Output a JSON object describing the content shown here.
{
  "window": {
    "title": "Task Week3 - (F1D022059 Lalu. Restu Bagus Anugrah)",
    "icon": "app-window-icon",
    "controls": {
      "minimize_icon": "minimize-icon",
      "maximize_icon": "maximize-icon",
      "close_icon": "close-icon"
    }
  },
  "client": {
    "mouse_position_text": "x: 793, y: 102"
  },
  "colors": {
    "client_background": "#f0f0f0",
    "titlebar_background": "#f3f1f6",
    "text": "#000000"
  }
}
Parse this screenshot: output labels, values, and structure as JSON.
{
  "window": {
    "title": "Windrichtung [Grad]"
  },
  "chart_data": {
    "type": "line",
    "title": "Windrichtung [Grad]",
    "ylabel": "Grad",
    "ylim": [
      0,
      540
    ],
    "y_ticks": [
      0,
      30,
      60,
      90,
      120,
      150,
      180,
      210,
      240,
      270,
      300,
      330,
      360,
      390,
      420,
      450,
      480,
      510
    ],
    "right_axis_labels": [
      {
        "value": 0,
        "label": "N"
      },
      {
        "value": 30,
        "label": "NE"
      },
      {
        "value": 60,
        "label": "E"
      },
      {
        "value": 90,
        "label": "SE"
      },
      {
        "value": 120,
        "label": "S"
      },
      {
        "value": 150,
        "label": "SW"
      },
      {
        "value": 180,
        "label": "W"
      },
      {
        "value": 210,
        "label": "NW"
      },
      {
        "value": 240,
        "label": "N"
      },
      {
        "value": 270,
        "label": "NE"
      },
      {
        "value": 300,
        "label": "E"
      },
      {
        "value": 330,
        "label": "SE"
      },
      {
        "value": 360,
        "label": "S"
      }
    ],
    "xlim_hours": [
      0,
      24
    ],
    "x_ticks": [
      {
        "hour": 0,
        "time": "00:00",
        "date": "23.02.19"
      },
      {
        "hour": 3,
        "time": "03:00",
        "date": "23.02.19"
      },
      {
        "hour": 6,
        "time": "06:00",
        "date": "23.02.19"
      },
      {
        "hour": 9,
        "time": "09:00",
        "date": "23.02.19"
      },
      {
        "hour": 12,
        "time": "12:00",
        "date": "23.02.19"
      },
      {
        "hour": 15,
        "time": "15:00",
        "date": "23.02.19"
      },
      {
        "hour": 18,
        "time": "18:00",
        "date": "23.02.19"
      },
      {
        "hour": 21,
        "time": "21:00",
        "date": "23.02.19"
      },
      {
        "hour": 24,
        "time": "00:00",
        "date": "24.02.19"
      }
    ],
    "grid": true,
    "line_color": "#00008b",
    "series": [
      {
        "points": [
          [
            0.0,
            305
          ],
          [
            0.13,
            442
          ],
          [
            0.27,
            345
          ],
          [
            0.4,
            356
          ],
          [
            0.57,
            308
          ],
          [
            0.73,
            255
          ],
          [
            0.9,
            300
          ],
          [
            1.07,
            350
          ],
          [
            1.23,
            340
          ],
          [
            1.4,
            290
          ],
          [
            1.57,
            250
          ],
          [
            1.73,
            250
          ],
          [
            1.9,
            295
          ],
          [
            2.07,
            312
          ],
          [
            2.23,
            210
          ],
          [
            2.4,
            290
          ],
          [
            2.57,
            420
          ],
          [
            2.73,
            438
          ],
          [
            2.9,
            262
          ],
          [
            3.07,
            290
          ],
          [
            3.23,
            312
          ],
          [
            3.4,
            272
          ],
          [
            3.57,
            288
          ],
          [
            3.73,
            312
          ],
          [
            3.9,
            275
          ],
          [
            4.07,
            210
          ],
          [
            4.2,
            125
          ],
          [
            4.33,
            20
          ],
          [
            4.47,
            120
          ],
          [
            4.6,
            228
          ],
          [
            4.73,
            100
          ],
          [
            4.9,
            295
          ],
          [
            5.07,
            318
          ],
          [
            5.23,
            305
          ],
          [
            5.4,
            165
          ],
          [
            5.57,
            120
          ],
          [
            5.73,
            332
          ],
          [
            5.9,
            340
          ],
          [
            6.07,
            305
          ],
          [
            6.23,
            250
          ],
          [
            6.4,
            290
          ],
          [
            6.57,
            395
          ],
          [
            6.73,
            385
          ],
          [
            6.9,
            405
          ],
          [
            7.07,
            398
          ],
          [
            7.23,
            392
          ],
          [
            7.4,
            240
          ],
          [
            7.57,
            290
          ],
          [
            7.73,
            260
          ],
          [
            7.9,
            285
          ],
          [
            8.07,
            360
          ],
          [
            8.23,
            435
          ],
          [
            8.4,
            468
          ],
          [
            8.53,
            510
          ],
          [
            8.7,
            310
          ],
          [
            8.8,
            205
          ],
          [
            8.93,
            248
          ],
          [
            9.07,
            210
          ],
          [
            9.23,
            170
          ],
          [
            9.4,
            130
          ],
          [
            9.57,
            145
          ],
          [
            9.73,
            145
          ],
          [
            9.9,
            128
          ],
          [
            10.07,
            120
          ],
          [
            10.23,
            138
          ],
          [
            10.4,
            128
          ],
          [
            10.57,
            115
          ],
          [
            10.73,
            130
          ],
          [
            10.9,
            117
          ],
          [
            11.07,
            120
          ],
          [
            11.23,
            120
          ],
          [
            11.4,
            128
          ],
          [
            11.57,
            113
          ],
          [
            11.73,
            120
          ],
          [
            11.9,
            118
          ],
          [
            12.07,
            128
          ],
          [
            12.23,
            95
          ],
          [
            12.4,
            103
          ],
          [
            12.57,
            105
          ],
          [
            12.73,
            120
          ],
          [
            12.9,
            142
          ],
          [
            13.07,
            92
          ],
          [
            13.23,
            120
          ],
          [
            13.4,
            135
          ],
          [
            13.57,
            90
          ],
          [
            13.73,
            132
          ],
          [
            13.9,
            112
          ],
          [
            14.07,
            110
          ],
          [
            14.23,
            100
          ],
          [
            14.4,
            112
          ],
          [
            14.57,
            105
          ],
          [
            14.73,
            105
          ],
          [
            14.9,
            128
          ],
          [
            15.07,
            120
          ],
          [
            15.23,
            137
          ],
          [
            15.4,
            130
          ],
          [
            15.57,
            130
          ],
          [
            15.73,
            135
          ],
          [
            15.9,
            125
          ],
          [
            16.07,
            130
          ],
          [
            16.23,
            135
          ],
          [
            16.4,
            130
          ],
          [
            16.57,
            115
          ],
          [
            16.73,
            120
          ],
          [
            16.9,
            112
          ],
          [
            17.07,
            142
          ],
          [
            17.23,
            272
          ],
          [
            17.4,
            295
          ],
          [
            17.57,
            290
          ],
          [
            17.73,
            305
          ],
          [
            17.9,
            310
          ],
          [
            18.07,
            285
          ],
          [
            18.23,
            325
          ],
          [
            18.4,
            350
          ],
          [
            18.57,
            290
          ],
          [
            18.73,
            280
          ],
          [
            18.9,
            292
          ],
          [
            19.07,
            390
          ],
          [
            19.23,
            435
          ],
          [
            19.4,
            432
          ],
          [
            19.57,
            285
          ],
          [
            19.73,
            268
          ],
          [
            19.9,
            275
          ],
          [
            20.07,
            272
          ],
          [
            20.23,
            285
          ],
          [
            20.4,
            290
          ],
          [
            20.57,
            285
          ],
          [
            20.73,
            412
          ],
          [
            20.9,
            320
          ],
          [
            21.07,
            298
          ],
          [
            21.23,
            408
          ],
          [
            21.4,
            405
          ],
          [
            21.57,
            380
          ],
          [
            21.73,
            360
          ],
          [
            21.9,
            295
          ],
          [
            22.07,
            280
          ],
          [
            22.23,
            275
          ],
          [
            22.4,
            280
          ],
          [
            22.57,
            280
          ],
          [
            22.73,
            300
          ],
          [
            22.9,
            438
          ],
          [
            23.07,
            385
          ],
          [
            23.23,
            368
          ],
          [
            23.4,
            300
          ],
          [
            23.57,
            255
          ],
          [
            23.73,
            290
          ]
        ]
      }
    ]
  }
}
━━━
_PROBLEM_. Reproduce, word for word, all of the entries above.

_EXERCISE RESPONSE_.
Output a JSON object describing the content shown here.
{
  "window": {
    "title": "Task Week3 - (F1D022059 Lalu. Restu Bagus Anugrah)",
    "icon": "app-window-icon",
    "controls": {
      "minimize_icon": "minimize-icon",
      "maximize_icon": "maximize-icon",
      "close_icon": "close-icon"
    }
  },
  "client": {
    "mouse_position_text": "x: 793, y: 102"
  },
  "colors": {
    "client_background": "#f0f0f0",
    "titlebar_background": "#f3f1f6",
    "text": "#000000"
  }
}
Parse this screenshot: output labels, values, and structure as JSON.
{
  "window": {
    "title": "Windrichtung [Grad]"
  },
  "chart_data": {
    "type": "line",
    "title": "Windrichtung [Grad]",
    "ylabel": "Grad",
    "ylim": [
      0,
      540
    ],
    "y_ticks": [
      0,
      30,
      60,
      90,
      120,
      150,
      180,
      210,
      240,
      270,
      300,
      330,
      360,
      390,
      420,
      450,
      480,
      510
    ],
    "right_axis_labels": [
      {
        "value": 0,
        "label": "N"
      },
      {
        "value": 30,
        "label": "NE"
      },
      {
        "value": 60,
        "label": "E"
      },
      {
        "value": 90,
        "label": "SE"
      },
      {
        "value": 120,
        "label": "S"
      },
      {
        "value": 150,
        "label": "SW"
      },
      {
        "value": 180,
        "label": "W"
      },
      {
        "value": 210,
        "label": "NW"
      },
      {
        "value": 240,
        "label": "N"
      },
      {
        "value": 270,
        "label": "NE"
      },
      {
        "value": 300,
        "label": "E"
      },
      {
        "value": 330,
        "label": "SE"
      },
      {
        "value": 360,
        "label": "S"
      }
    ],
    "xlim_hours": [
      0,
      24
    ],
    "x_ticks": [
      {
        "hour": 0,
        "time": "00:00",
        "date": "23.02.19"
      },
      {
        "hour": 3,
        "time": "03:00",
        "date": "23.02.19"
      },
      {
        "hour": 6,
        "time": "06:00",
        "date": "23.02.19"
      },
      {
        "hour": 9,
        "time": "09:00",
        "date": "23.02.19"
      },
      {
        "hour": 12,
        "time": "12:00",
        "date": "23.02.19"
      },
      {
        "hour": 15,
        "time": "15:00",
        "date": "23.02.19"
      },
      {
        "hour": 18,
        "time": "18:00",
        "date": "23.02.19"
      },
      {
        "hour": 21,
        "time": "21:00",
        "date": "23.02.19"
      },
      {
        "hour": 24,
        "time": "00:00",
        "date": "24.02.19"
      }
    ],
    "grid": true,
    "line_color": "#00008b",
    "series": [
      {
        "points": [
          [
            0.0,
            305
          ],
          [
            0.13,
            442
          ],
          [
            0.27,
            345
          ],
          [
            0.4,
            356
          ],
          [
            0.57,
            308
          ],
          [
            0.73,
            255
          ],
          [
            0.9,
            300
          ],
          [
            1.07,
            350
          ],
          [
            1.23,
            340
          ],
          [
            1.4,
            290
          ],
          [
            1.57,
            250
          ],
          [
            1.73,
            250
          ],
          [
            1.9,
            295
          ],
          [
            2.07,
            312
          ],
          [
            2.23,
            210
          ],
          [
            2.4,
            290
          ],
          [
            2.57,
            420
          ],
          [
            2.73,
            438
          ],
          [
            2.9,
            262
          ],
          [
            3.07,
            290
          ],
          [
            3.23,
            312
          ],
          [
            3.4,
            272
          ],
          [
            3.57,
            288
          ],
          [
            3.73,
            312
          ],
          [
            3.9,
            275
          ],
          [
            4.07,
            210
          ],
          [
            4.2,
            125
          ],
          [
            4.33,
            20
          ],
          [
            4.47,
            120
          ],
          [
            4.6,
            228
          ],
          [
            4.73,
            100
          ],
          [
            4.9,
            295
          ],
          [
            5.07,
            318
          ],
          [
            5.23,
            305
          ],
          [
            5.4,
            165
          ],
          [
            5.57,
            120
          ],
          [
            5.73,
            332
          ],
          [
            5.9,
            340
          ],
          [
            6.07,
            305
          ],
          [
            6.23,
            250
          ],
          [
            6.4,
            290
          ],
          [
            6.57,
            395
          ],
          [
            6.73,
            385
          ],
          [
            6.9,
            405
          ],
          [
            7.07,
            398
          ],
          [
            7.23,
            392
          ],
          [
            7.4,
            240
          ],
          [
            7.57,
            290
          ],
          [
            7.73,
            260
          ],
          [
            7.9,
            285
          ],
          [
            8.07,
            360
          ],
          [
            8.23,
            435
          ],
          [
            8.4,
            468
          ],
          [
            8.53,
            510
          ],
          [
            8.7,
            310
          ],
          [
            8.8,
            205
          ],
          [
            8.93,
            248
          ],
          [
            9.07,
            210
          ],
          [
            9.23,
            170
          ],
          [
            9.4,
            130
          ],
          [
            9.57,
            145
          ],
          [
            9.73,
            145
          ],
          [
            9.9,
            128
          ],
          [
            10.07,
            120
          ],
          [
            10.23,
            138
          ],
          [
            10.4,
            128
          ],
          [
            10.57,
            115
          ],
          [
            10.73,
            130
          ],
          [
            10.9,
            117
          ],
          [
            11.07,
            120
          ],
          [
            11.23,
            120
          ],
          [
            11.4,
            128
          ],
          [
            11.57,
            113
          ],
          [
            11.73,
            120
          ],
          [
            11.9,
            118
          ],
          [
            12.07,
            128
          ],
          [
            12.23,
            95
          ],
          [
            12.4,
            103
          ],
          [
            12.57,
            105
          ],
          [
            12.73,
            120
          ],
          [
            12.9,
            142
          ],
          [
            13.07,
            92
          ],
          [
            13.23,
            120
          ],
          [
            13.4,
            135
          ],
          [
            13.57,
            90
          ],
          [
            13.73,
            132
          ],
          [
            13.9,
            112
          ],
          [
            14.07,
            110
          ],
          [
            14.23,
            100
          ],
          [
            14.4,
            112
          ],
          [
            14.57,
            105
          ],
          [
            14.73,
            105
          ],
          [
            14.9,
            128
          ],
          [
            15.07,
            120
          ],
          [
            15.23,
            137
          ],
          [
            15.4,
            130
          ],
          [
            15.57,
            130
          ],
          [
            15.73,
            135
          ],
          [
            15.9,
            125
          ],
          [
            16.07,
            130
          ],
          [
            16.23,
            135
          ],
          [
            16.4,
            130
          ],
          [
            16.57,
            115
          ],
          [
            16.73,
            120
          ],
          [
            16.9,
            112
          ],
          [
            17.07,
            142
          ],
          [
            17.23,
            272
          ],
          [
            17.4,
            295
          ],
          [
            17.57,
            290
          ],
          [
            17.73,
            305
          ],
          [
            17.9,
            310
          ],
          [
            18.07,
            285
          ],
          [
            18.23,
            325
          ],
          [
            18.4,
            350
          ],
          [
            18.57,
            290
          ],
          [
            18.73,
            280
          ],
          [
            18.9,
            292
          ],
          [
            19.07,
            390
          ],
          [
            19.23,
            435
          ],
          [
            19.4,
            432
          ],
          [
            19.57,
            285
          ],
          [
            19.73,
            268
          ],
          [
            19.9,
            275
          ],
          [
            20.07,
            272
          ],
          [
            20.23,
            285
          ],
          [
            20.4,
            290
          ],
          [
            20.57,
            285
          ],
          [
            20.73,
            412
          ],
          [
            20.9,
            320
          ],
          [
            21.07,
            298
          ],
          [
            21.23,
            408
          ],
          [
            21.4,
            405
          ],
          [
            21.57,
            380
          ],
          [
            21.73,
            360
          ],
          [
            21.9,
            295
          ],
          [
            22.07,
            280
          ],
          [
            22.23,
            275
          ],
          [
            22.4,
            280
          ],
          [
            22.57,
            280
          ],
          [
            22.73,
            300
          ],
          [
            22.9,
            438
          ],
          [
            23.07,
            385
          ],
          [
            23.23,
            368
          ],
          [
            23.4,
            300
          ],
          [
            23.57,
            255
          ],
          [
            23.73,
            290
          ]
        ]
      }
    ]
  }
}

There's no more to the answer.